How did you decide on which stories made it into the anthology?
We didn’t really have a “no this or that” process. We pretty much wanted to open it up to all types of stories with Latinx leads, but we did have an idea of the kind of stories we felt had to be a must that either dealt with certain political issues or touched on certain cultural issues.
Were there any stories in Puerto Rico Strong that were especially dear to you?
Not gonna lie. The one I wrote with Derek Ruiz, “Of Myth and Monsters,” illustrated beautifully by Jamie Jones and lettered by DC Hopkins. I like stories that tackle issues as much as anyone else, but true progress is to see popcorn entertainment and popular commercial stories with minority leads. There will always be power in seeing yourself in something. That was our story, with a little touch of Steven Spielberg, Joe Dante, and Robert Zemeckis.
I love all the stories. Vita Ayala and Jamie Jones’s “Areytos,” with letters by Micah Myers, is beautiful and powerful. Check out “Helping Hands” by Alan Medina, Ariela Kristantina and Micah Myers. They’re all fantastic and wonderful stories and pieces.
You’re both editor and writer, who were your big comic book influences throughout your life and career?

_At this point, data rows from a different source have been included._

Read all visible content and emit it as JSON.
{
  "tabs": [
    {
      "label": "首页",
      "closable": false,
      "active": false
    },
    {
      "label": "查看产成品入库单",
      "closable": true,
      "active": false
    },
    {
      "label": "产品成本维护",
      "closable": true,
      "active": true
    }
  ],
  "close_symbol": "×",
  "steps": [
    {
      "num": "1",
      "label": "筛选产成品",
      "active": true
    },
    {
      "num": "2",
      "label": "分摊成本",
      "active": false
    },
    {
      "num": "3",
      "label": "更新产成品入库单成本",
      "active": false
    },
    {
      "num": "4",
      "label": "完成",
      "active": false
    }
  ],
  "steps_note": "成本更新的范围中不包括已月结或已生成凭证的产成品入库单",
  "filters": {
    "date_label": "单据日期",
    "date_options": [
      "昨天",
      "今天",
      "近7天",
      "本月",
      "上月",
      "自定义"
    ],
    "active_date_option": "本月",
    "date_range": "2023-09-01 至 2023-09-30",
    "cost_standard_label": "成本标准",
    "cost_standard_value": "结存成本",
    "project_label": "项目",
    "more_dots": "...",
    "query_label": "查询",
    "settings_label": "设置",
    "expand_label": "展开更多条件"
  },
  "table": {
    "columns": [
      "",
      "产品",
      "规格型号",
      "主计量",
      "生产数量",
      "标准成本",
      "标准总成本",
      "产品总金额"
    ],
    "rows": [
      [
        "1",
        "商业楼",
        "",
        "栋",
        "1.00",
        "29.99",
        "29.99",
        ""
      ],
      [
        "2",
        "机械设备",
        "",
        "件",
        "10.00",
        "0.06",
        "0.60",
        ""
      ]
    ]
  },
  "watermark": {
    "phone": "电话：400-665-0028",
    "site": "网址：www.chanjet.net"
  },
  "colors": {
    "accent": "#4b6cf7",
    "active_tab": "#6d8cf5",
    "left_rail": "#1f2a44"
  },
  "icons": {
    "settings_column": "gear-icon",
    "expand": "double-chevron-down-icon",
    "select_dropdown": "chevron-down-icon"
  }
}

Man…again I suck at picking favorites but if I I have to, then Grant Morrison, Joe Casey, Akira Toriyama, Rumiko Takahashi, and if I have to say anymore I will be here forever.
Fair enough! So, What’s next for you on the horizon?
Mostly stuff I can’t talk about. Derek Ruiz, Neil Schwartz and I are starting a publishing label. It’s a boutique label. We’re launching a Kickstarter at the end of this month for something I think people are really gonna dig but that’s all I can say for now on that. =)
Well, we’ll definitely be looking forward to it, and once it’s up, we’d love to chat again!
While we’re all waiting for their next project, if you haven’t read this award-winning anthology, be sure to pick up a copy of Puerto Rico Strong today. And remember, when you buy a copy, you are helping the people of Puerto Rico.
Roman Colombo finished his MFA in 2010 and now teaches writing and graphic novel literature at various Philadelphia colleges. His first novel, Trading Saints for Sinners, was published in 2014. He's currently working on his next novel and hoping to find an agent soon.